Dataset items:
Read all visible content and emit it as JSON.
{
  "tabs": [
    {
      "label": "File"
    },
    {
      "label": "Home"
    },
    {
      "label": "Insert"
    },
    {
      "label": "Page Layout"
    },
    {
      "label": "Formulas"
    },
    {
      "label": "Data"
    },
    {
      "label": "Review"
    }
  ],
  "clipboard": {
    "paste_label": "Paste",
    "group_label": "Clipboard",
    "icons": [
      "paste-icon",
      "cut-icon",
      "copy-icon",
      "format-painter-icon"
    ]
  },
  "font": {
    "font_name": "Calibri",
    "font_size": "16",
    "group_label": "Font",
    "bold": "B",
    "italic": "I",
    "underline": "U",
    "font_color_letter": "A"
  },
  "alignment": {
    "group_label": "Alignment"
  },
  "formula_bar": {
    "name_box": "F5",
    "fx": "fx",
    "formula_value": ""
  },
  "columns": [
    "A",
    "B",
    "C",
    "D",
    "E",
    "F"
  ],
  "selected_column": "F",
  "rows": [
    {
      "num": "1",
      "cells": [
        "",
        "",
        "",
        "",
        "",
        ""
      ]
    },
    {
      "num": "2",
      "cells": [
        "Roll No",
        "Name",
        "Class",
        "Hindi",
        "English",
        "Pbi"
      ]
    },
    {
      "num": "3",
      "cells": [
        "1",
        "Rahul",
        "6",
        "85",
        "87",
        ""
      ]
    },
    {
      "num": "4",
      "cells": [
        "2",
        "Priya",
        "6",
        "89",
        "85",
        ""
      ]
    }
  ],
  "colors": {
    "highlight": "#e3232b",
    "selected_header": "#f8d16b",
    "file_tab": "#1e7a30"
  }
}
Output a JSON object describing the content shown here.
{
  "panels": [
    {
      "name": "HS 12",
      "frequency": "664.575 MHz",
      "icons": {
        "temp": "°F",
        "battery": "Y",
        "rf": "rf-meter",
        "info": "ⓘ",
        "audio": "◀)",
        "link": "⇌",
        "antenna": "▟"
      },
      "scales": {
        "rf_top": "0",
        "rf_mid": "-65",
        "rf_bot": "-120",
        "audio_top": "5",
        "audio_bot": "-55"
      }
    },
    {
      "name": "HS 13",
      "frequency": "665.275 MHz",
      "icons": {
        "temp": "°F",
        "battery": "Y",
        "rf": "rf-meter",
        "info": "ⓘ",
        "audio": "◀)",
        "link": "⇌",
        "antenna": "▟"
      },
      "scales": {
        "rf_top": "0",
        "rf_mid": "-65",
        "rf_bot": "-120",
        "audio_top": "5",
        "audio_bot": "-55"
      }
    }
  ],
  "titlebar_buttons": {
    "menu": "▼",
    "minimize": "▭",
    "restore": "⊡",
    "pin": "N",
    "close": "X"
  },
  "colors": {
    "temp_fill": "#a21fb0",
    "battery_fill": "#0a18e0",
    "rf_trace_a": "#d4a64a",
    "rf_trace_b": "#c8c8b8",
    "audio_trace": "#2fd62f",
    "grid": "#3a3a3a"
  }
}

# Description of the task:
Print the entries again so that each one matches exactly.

# Expected answer:
Read all visible content and emit it as JSON.
{
  "tabs": [
    {
      "label": "File"
    },
    {
      "label": "Home"
    },
    {
      "label": "Insert"
    },
    {
      "label": "Page Layout"
    },
    {
      "label": "Formulas"
    },
    {
      "label": "Data"
    },
    {
      "label": "Review"
    }
  ],
  "clipboard": {
    "paste_label": "Paste",
    "group_label": "Clipboard",
    "icons": [
      "paste-icon",
      "cut-icon",
      "copy-icon",
      "format-painter-icon"
    ]
  },
  "font": {
    "font_name": "Calibri",
    "font_size": "16",
    "group_label": "Font",
    "bold": "B",
    "italic": "I",
    "underline": "U",
    "font_color_letter": "A"
  },
  "alignment": {
    "group_label": "Alignment"
  },
  "formula_bar": {
    "name_box": "F5",
    "fx": "fx",
    "formula_value": ""
  },
  "columns": [
    "A",
    "B",
    "C",
    "D",
    "E",
    "F"
  ],
  "selected_column": "F",
  "rows": [
    {
      "num": "1",
      "cells": [
        "",
        "",
        "",
        "",
        "",
        ""
      ]
    },
    {
      "num": "2",
      "cells": [
        "Roll No",
        "Name",
        "Class",
        "Hindi",
        "English",
        "Pbi"
      ]
    },
    {
      "num": "3",
      "cells": [
        "1",
        "Rahul",
        "6",
        "85",
        "87",
        ""
      ]
    },
    {
      "num": "4",
      "cells": [
        "2",
        "Priya",
        "6",
        "89",
        "85",
        ""
      ]
    }
  ],
  "colors": {
    "highlight": "#e3232b",
    "selected_header": "#f8d16b",
    "file_tab": "#1e7a30"
  }
}
Output a JSON object describing the content shown here.
{
  "panels": [
    {
      "name": "HS 12",
      "frequency": "664.575 MHz",
      "icons": {
        "temp": "°F",
        "battery": "Y",
        "rf": "rf-meter",
        "info": "ⓘ",
        "audio": "◀)",
        "link": "⇌",
        "antenna": "▟"
      },
      "scales": {
        "rf_top": "0",
        "rf_mid": "-65",
        "rf_bot": "-120",
        "audio_top": "5",
        "audio_bot": "-55"
      }
    },
    {
      "name": "HS 13",
      "frequency": "665.275 MHz",
      "icons": {
        "temp": "°F",
        "battery": "Y",
        "rf": "rf-meter",
        "info": "ⓘ",
        "audio": "◀)",
        "link": "⇌",
        "antenna": "▟"
      },
      "scales": {
        "rf_top": "0",
        "rf_mid": "-65",
        "rf_bot": "-120",
        "audio_top": "5",
        "audio_bot": "-55"
      }
    }
  ],
  "titlebar_buttons": {
    "menu": "▼",
    "minimize": "▭",
    "restore": "⊡",
    "pin": "N",
    "close": "X"
  },
  "colors": {
    "temp_fill": "#a21fb0",
    "battery_fill": "#0a18e0",
    "rf_trace_a": "#d4a64a",
    "rf_trace_b": "#c8c8b8",
    "audio_trace": "#2fd62f",
    "grid": "#3a3a3a"
  }
}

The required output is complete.